Partying tourists, exclusive restaurants, green hinterland – the island of Mallorca has many faces. In his Badlands series, the photographer Tomeu Coll reveals yet another. His images show places that are not far off the beaten tourist tracks, yet exist as though light years away. Neglected villages defined by poverty and hopelessness. That is where Coll was born and grew up. His pictures open up a doorway to a parallel world.
In your Badlands series you are documenting your home village on the island Mallorca. Is it harder to document one’s home or somewhere foreign?
I always thought it far more complicated to photograph what is part of yourself, your place, your home; but at the same time I need to be part of what I’m photographing, otherwise it would make no sense for me to do it. I like to encourage other photographers to document their home villages. It must be, at least for me, the only way to really understand this world and society in an accurate way. It will also be more sensitive, emotional and meaningful, and not contaminated by what society expects of oneself.
Please give us some facts about the situation of the people who are living in the so-called Badlands. What does the future hold for them?
Nothing has really changed there. I don’t live there any more. After the book was released, I finally decided to move away. I still have my family there and visit the place often, but I need to have some distance from it. What the future will bring to this place is hard to say, but I don’t expect anything will really change; or in the case that it does, it won’t be anything particularly good.
Probably some areas will turn into an industrial area: the airport and tourism are not going to stop growing, so there is something in the planning of the island that only contemplates increasing the numbers of visitors, instead of trying to save the memories of those who inhabit this isolated land in the middle of the sea.
How did you come up with the idea for your series?
Ever since I started working with a camera, the most common subject was the surroundings of my village… so that was probably the beginning, the root of the series. But it wasn’t until 2006 when, inspired by my friend, mentor and soul mate Donna Ferrato, I really decided to work on Badlands, as the story it has turned into today.
By that time she was doing a little story about her street in New York: photographing her neighbours, everything around her. I was there in some of the situations, and I learned a lot by being at her side – especially about how to move, how to talk, how to see, and how to experience and taste the reality we are part of. Now I can say it was more like a gift, and a learning about how to live more than how to photograph, because photography, as I understand it, is an extension of life.
Your photos are very emotional. Are emotions important for you to take photos?
I would like to say no to this, but it wouldn’t be real. Emotions are everything for me. I even force them sometimes, because it is the only way I can feel attached to what I’m photographing. What is a photograph if it doesn’t show any emotion? And what is a photographer who doesn’t or can’t feel anything for what he/she is shooting or seeing? I couldn’t really understand photography without emotions.
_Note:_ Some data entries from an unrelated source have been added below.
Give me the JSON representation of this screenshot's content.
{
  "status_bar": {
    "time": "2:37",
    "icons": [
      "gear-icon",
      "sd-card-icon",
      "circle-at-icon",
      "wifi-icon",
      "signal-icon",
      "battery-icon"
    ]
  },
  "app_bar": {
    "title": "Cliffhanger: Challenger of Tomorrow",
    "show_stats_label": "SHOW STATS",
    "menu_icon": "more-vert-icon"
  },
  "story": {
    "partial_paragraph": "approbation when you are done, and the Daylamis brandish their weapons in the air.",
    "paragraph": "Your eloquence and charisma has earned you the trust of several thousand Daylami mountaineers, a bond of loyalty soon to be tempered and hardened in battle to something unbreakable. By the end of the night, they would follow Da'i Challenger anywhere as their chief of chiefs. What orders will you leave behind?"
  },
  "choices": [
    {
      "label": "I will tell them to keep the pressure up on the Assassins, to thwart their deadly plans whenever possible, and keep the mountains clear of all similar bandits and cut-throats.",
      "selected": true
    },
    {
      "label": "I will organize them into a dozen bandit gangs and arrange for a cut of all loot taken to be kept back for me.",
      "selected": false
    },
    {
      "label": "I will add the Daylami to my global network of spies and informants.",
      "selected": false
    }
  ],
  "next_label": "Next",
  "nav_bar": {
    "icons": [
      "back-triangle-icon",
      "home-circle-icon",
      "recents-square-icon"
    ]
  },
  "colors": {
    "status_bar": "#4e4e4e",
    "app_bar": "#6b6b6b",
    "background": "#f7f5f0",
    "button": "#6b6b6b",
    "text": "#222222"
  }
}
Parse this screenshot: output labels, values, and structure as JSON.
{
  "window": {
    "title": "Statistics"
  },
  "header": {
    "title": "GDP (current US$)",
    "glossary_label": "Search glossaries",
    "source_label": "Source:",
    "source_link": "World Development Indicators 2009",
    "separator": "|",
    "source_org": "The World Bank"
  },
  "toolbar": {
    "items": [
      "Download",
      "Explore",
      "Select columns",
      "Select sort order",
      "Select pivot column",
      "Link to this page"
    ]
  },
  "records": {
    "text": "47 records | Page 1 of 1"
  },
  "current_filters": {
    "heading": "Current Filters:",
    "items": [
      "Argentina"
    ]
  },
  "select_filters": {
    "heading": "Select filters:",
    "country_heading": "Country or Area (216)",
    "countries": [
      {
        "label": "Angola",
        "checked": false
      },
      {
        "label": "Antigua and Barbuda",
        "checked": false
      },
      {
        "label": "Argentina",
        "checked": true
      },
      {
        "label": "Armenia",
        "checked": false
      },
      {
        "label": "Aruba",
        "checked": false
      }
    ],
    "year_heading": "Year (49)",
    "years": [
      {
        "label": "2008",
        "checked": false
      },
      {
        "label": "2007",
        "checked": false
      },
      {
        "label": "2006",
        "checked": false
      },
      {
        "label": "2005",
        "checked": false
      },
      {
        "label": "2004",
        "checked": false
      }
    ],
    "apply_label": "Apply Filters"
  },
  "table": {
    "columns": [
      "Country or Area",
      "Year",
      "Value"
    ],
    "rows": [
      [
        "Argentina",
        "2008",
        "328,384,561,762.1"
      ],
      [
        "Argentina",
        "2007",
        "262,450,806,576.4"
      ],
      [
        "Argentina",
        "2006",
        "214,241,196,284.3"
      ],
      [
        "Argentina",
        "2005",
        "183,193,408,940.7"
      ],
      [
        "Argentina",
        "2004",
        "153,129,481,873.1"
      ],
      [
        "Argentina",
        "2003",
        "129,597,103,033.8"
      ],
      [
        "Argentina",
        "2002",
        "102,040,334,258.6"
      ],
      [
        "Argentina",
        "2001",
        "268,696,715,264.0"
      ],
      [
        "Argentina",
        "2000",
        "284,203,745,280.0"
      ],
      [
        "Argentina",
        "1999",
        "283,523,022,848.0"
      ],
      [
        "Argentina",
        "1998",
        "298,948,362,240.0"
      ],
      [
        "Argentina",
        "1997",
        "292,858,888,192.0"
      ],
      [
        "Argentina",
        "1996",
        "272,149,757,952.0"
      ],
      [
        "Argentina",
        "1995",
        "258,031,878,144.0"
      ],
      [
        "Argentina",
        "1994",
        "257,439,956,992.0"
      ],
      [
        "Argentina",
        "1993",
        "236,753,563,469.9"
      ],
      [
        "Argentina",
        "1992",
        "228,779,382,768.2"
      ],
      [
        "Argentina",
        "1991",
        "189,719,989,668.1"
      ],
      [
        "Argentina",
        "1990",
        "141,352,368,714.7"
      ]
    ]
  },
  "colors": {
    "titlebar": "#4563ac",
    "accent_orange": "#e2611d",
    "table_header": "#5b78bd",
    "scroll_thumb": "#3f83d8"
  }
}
Will this series ever be finished?
Even if I decided to leave the place in order to stop, or pretend that the series is finished, I always know that it’s not like that. I still photograph everything when I go there; I still carry my Leica everyday, over my shoulders. I can’t stop photographing everything that captures my attention. It’s not like before, when sometimes I woke up at 6 am to follow the fog within the trees, searching for answers in the unknown lands; but I’m still looking and discovering new stories.
A year before the pandemic, I met some young 17-year-olds in the village, and started photographing them. Today I go to the cities they moved to, to continue photographing their lives. It will give another perspective about how some people from the Badlands have tried to find their way to escape, and, despite it being a whole new project, it will always be linked to Badlands.
The photos were taken before the Corona pandemic. How has Corona changed the way you look at your home?
Corona has changed the way I look at everything. It was also the point of no return to leave my home, to finish my life in that place. Of course the book has a part about it; so the whole process of making it gave me other perspectives concerning how I’ve seen my home, and how I photographed everything around it.
What kind of equipment did you use? What is it you value about it?
I still have my Leica M6, although I sometimes use an M7 now – and always with my dear Summilux-M 1:1.4/35 ASPH.: that’s the other gem. I don’t really need anything else, although sometimes I also use a APO-Telyt-M 1:3,4/135 mm. There are many things I consider basics, such as the design, the quality, the mechanics, the glass; but the most important thing for me, is how much you can put of yourself in the object, the machine, the ghostbuster (as I like to call it because of the latent image). Some nights I wake up searching for the camera, as if it is an extension of my own body.
Tomeu Coll was born in 1981 on the island of Mallorca. He became involved in photography at the age of 17 and received a Master’s Degree in Photojournalism from the Universitat Autónoma de Barcelona. He has been the recipient of several photography awards, including the Illes Balears Photojournalism Award for two consecutive years. He was featured as an Emerging Photographer by Smithsonian Magazine (USA) for his project Badlands, and has had solo shows at the Winter Festival of Sarajevo and at La Nacional Gallery in New York. Coll works for Stern, Der Spiegel, L’Illustre and other international publications. In 2019 his book Badlands was published by Kehrer Verlag. Find out more about his photography on his website and Instagram channel.